"Playing this game is almost like taking a holiday from gaming," I wrote when reviewing the first Endless Ocean a couple of years ago. Nintendo and Arika's mild-mannered scuba diving sim was so dreamy, so dull, you could almost have called it the world's most involved screen saver. It seemed to be designed to fill the space on the TV when you didn't want a game to be there: it was pretty, relaxing, untaxing and completely unexciting. It was a lovely respite, but as holidays go, it was a few days on a good beach with a bad airport novel.

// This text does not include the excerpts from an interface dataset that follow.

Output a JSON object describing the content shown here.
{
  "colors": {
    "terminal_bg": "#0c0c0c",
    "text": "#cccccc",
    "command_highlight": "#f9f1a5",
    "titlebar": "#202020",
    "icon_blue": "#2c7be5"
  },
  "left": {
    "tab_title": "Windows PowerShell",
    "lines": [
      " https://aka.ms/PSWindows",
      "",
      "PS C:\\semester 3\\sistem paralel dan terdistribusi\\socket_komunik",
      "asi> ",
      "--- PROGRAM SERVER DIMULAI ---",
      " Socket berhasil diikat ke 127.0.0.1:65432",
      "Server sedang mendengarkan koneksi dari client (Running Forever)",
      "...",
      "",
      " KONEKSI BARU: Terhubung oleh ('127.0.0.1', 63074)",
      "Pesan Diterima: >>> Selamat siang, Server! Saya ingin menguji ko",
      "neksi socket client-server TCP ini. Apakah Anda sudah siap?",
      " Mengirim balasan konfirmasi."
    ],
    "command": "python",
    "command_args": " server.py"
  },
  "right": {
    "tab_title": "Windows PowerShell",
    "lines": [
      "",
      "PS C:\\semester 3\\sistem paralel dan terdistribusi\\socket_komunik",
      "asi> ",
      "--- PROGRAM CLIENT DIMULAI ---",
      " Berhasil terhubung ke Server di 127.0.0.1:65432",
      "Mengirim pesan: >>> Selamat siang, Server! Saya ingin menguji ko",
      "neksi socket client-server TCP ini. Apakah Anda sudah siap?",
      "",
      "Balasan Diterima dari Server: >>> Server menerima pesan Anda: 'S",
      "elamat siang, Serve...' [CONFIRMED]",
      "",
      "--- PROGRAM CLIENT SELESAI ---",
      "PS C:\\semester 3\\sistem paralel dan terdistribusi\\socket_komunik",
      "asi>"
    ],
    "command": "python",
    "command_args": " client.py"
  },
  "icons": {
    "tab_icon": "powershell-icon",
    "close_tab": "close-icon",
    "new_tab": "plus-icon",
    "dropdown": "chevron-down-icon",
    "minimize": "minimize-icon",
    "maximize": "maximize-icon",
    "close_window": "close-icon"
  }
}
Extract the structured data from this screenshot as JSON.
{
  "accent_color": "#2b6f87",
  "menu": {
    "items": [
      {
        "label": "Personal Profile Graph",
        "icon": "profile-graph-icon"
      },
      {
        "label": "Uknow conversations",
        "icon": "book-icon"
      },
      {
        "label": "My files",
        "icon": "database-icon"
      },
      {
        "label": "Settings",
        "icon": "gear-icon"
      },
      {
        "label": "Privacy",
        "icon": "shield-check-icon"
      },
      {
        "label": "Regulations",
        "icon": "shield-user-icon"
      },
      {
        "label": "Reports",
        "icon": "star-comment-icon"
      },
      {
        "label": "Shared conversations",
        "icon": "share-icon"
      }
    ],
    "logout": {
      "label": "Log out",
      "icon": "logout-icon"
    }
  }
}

Endless Ocean 2, with its dangerously pulse-raising subtitle Adventures of the Deep, is more like a light adventure holiday for the over-60s. It features gentle trekking, mixed company, informative guides, lots of organised activities (optional, naturally) and even a few brief moments of mild excitement to make you feel young again. It's still a holiday, and still a very pleasant gear-change from the daily grind, but it makes more of an effort to keep your interest.
It is also surely the only videogame ever made to feature a lady singing the word "Carrickfergus".
Endless Ocean 2 kicks off much like the first game (itself a spiritual continuation of Arika's Everblue series for PS2). You're on a boat in the South Pacific, diving in shallow waters amid coral reefs and marvelling at the faintly ridiculous diversity of marine life there. On deck, you chat with your captain and dive-master, a salty old sea-dog called Jean-Eric, and his eager grand-daughter Océane. Below the waves, you use the pointer to steer yourself around and focus on, identify and interact with the fish, turtles, dolphins, penguins, jellyfish, sea lions, eels, sharks, whales, and other sea creatures you find.
These animals are still the undisputed stars of the show; they may not have much in the way of interesting AI behaviour, but their gorgeous rendering and animation show off Arika's easy mastery of the extremely niche craft of digital sea life. They inspire curiosity and wonder, and meeting new creatures, especially the larger or stranger beasts, is a genuine thrill.
But you can tell from the way that Endless Ocean 2 ushers you past creature interactions at a gentle trot in the tutorial that it's got other things on its mind this time. In the first Endless Ocean, the obsessive cataloguing of marine biology was a mainstay of the game, a content crutch that became a strangely alienating chore over time. Here, however, it's relegated to being just one of several equally-weighted and optional threads of soothingly repetitive collection and completion. These form a large bank of side-quests supporting a more prominent storyline - one that ties together Endless Ocean's themes of of nature conservation, improbable archaeology and charmingly silly hippy mysticism.
There's something to do with the Song of Dragons - undersea music that curses the listener - and a legendary treasure belonging to an ancient civilisation you've never heard of. Whales seem to be involved, as well as Océane's dead father. It's nonsense, but it serves as a series of excuses for you to embark on a globe-trotting adventure that leaves the calm waters of the South Pacific to have you diving in the Aegean Sea, the Red Sea, at the North and South Poles, and even dodging cayman, electric eels and piranhas as you swim up a river in the Amazon Basin. An idyllic island base serves as a customisable mission hub, and there's even a gigantic Japanese aquarium (run by a strange man with curtains in a wetsuit) that you can populate with all the creatures you find.